Assignment: Return each line of the records below that contains the word "icon".

Records provided:
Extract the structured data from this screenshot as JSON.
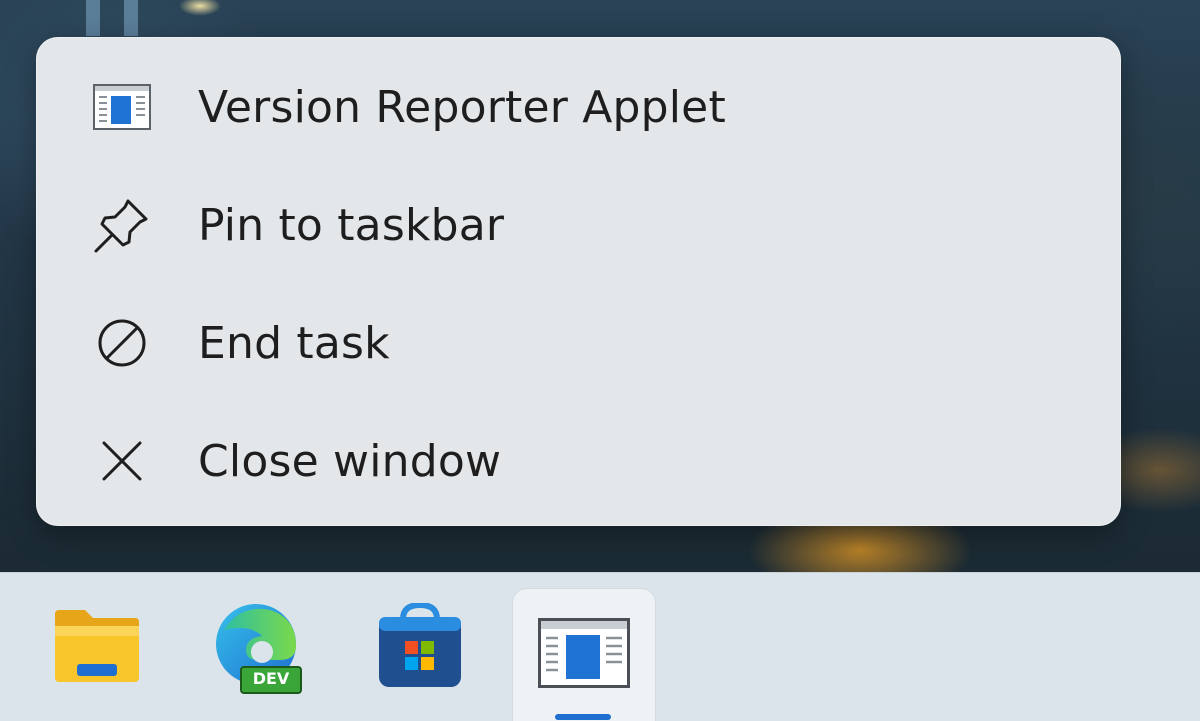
{
  "context_menu": {
    "items": [
      {
        "label": "Version Reporter Applet",
        "icon": "app-window-icon"
      },
      {
        "label": "Pin to taskbar",
        "icon": "pin-icon"
      },
      {
        "label": "End task",
        "icon": "prohibited-icon"
      },
      {
        "label": "Close window",
        "icon": "close-icon"
      }
    ]
  },
  "taskbar": {
    "apps": [
      {
        "name": "File Explorer",
        "icon": "folder-icon"
      },
      {
        "name": "Microsoft Edge Dev",
        "icon": "edge-dev-icon",
        "badge": "DEV"
      },
      {
        "name": "Microsoft Store",
        "icon": "store-icon"
      },
      {
        "name": "Version Reporter Applet",
        "icon": "app-window-icon",
        "active": true
      }
    ]
  },
  "colors": {
    "accent": "#1f6fd1",
    "menu_background": "#e4e7ea",
    "taskbar_background": "#dbe4ea",
    "edge_badge": "#3aa63a"
  }
}
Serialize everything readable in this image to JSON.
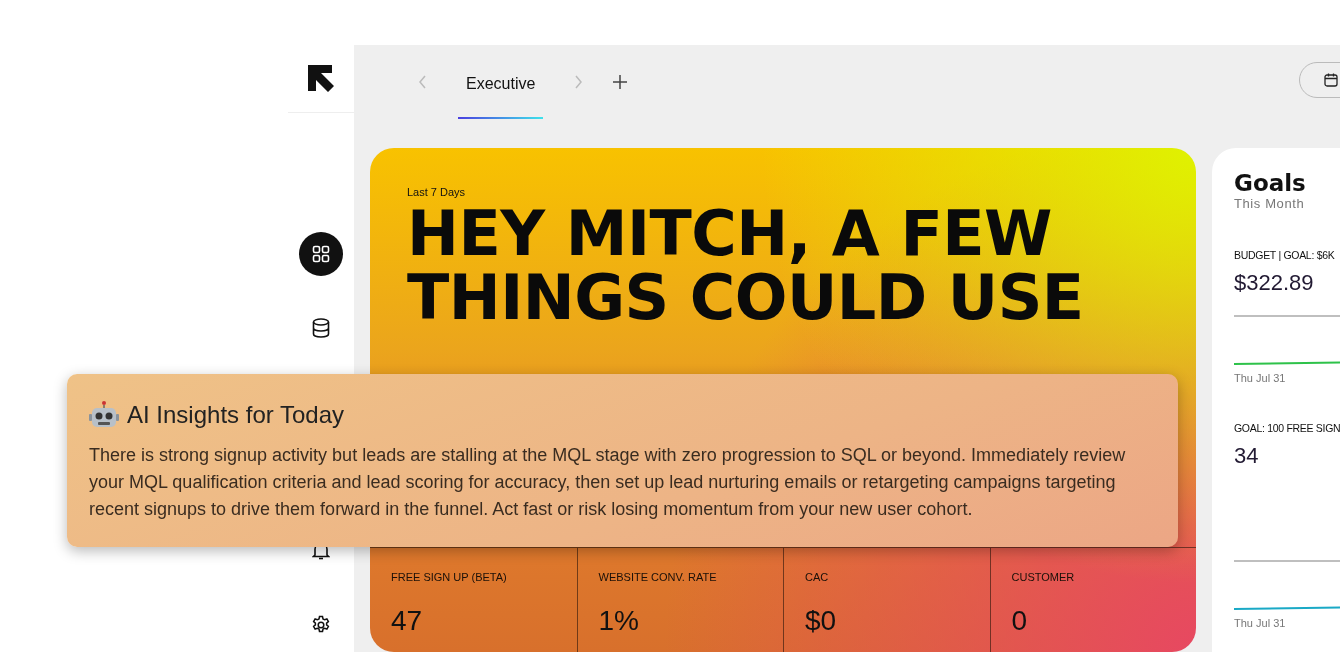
{
  "sidebar": {
    "items": [
      {
        "kind": "dashboard",
        "selected": true
      },
      {
        "kind": "database",
        "selected": false
      },
      {
        "kind": "alerts",
        "selected": false
      },
      {
        "kind": "settings",
        "selected": false
      }
    ]
  },
  "tabs": [
    {
      "label": "Executive",
      "selected": true
    }
  ],
  "hero": {
    "period": "Last 7 Days",
    "headline": "HEY MITCH, A FEW THINGS COULD USE",
    "stats": [
      {
        "label": "FREE SIGN UP (BETA)",
        "value": "47"
      },
      {
        "label": "WEBSITE CONV. RATE",
        "value": "1%"
      },
      {
        "label": "CAC",
        "value": "$0"
      },
      {
        "label": "CUSTOMER",
        "value": "0"
      }
    ]
  },
  "insights": {
    "title": "AI Insights for Today",
    "body": "There is strong signup activity but leads are stalling at the MQL stage with zero progression to SQL or beyond. Immediately review your MQL qualification criteria and lead scoring for accuracy, then set up lead nurturing emails or retargeting campaigns targeting recent signups to drive them forward in the funnel. Act fast or risk losing momentum from your new user cohort."
  },
  "goals": {
    "title": "Goals",
    "subtitle": "This Month",
    "items": [
      {
        "label": "BUDGET | GOAL: $6K",
        "value": "$322.89",
        "date": "Thu Jul 31",
        "color": "#2ec24a"
      },
      {
        "label": "GOAL: 100 FREE SIGN",
        "value": "34",
        "date": "Thu Jul 31",
        "color": "#1aa9c6"
      }
    ]
  }
}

Solution below:
        "icon": "app-window-icon"
        "icon": "pin-icon"
        "icon": "prohibited-icon"
        "icon": "close-icon"
        "icon": "folder-icon"
        "icon": "edge-dev-icon",
        "icon": "store-icon"
        "icon": "app-window-icon",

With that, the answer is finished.